====== EXCERPTED DATA ======

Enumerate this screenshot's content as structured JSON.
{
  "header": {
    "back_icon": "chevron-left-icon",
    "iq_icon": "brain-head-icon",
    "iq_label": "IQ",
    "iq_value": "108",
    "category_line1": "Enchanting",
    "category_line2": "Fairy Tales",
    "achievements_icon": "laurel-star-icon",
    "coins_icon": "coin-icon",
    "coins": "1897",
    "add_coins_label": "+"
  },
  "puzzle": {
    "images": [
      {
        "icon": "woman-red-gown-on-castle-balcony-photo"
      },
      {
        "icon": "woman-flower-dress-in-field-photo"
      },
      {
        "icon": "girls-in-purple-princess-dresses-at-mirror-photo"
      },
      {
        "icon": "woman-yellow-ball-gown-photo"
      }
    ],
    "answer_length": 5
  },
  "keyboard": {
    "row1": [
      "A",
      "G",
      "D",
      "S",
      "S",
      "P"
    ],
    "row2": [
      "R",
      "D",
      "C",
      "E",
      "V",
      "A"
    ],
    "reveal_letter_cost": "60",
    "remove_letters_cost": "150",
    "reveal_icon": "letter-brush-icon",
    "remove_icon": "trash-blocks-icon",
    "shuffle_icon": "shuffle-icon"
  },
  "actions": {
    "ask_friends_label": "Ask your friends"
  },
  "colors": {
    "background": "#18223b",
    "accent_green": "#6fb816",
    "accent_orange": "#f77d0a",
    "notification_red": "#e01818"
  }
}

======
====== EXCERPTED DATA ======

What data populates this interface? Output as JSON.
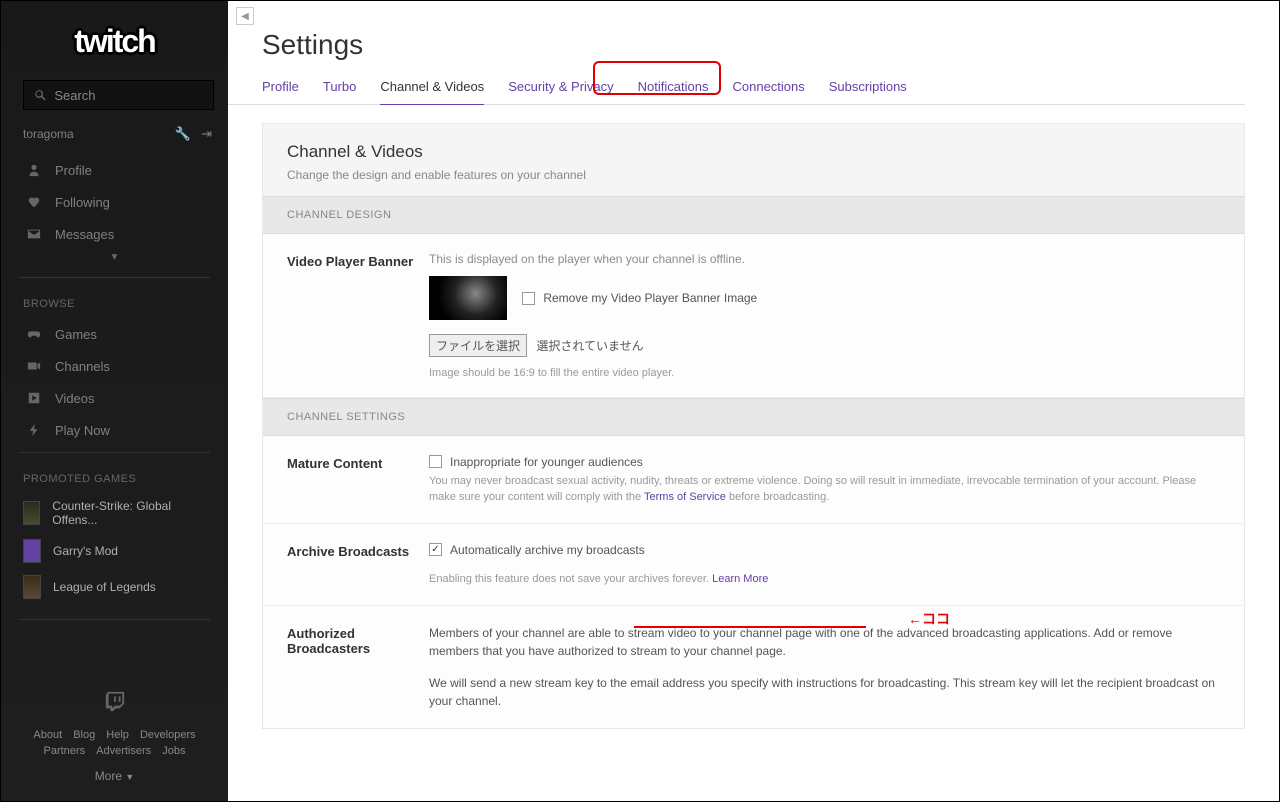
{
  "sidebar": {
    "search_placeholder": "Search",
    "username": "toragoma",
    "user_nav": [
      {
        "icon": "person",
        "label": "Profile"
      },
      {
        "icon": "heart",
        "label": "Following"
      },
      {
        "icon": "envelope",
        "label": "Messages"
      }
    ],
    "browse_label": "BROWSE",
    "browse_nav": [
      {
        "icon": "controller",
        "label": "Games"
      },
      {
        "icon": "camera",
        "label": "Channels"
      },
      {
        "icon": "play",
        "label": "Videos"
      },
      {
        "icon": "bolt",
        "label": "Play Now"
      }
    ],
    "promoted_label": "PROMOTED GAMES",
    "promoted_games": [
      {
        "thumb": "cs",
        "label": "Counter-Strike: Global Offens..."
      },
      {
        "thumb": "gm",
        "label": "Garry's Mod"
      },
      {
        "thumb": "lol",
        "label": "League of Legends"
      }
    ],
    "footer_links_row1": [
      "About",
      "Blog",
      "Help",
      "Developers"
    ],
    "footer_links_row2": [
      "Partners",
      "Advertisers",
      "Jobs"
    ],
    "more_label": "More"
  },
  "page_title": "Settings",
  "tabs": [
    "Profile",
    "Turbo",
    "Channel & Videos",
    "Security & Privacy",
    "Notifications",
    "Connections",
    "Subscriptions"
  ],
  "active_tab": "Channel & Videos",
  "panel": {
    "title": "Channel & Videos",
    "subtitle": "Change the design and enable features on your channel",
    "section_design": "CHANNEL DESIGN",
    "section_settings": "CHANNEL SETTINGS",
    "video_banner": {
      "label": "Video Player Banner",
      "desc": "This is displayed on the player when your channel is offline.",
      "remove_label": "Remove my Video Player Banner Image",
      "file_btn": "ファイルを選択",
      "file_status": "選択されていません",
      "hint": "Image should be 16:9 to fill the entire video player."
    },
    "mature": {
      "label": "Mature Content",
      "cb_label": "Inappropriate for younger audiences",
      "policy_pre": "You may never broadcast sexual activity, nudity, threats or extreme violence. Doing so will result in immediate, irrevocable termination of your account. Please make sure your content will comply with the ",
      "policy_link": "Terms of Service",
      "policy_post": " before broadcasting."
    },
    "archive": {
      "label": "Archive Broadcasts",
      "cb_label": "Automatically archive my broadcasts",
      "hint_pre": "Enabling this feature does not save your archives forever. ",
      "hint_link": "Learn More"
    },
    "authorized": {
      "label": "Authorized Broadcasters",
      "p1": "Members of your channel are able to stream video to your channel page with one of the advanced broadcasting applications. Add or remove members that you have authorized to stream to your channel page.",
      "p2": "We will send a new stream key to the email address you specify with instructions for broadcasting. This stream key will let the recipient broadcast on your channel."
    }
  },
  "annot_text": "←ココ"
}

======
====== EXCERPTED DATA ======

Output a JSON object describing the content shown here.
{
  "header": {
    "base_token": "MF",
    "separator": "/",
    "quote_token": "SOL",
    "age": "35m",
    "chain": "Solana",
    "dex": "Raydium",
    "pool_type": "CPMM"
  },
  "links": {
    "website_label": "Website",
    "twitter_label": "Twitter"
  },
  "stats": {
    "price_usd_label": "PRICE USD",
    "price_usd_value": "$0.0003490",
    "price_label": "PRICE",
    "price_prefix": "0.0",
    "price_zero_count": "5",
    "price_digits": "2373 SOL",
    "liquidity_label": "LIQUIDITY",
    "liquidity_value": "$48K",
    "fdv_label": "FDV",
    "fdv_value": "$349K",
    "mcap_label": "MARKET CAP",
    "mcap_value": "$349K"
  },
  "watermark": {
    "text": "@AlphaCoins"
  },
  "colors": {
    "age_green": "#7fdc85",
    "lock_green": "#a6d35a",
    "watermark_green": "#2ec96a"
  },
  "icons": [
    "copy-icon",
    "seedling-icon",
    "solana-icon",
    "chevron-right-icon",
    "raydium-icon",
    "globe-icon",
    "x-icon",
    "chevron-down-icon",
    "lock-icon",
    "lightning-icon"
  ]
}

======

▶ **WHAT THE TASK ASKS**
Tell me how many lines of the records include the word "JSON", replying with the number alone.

▶ **ANSWER FOR THIS EXERCISE**
3